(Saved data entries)

....

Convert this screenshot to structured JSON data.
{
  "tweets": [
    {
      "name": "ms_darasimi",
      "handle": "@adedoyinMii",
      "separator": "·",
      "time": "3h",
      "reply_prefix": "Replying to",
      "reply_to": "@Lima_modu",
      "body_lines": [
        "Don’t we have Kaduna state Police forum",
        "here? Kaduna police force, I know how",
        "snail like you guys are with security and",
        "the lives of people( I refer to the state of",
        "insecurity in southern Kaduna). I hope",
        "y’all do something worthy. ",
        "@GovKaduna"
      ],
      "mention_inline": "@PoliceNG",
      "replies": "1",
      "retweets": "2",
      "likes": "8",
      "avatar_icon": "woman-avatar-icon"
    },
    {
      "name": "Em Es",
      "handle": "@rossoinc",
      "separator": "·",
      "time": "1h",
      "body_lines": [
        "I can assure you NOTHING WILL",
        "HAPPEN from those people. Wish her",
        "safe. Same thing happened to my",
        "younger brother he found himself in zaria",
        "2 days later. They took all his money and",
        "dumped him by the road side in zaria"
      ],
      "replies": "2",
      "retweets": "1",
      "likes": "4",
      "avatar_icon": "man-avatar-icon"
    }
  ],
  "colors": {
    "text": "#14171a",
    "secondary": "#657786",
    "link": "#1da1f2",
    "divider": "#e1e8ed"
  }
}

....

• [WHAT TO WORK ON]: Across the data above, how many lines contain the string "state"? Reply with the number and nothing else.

• [REPLY]: 2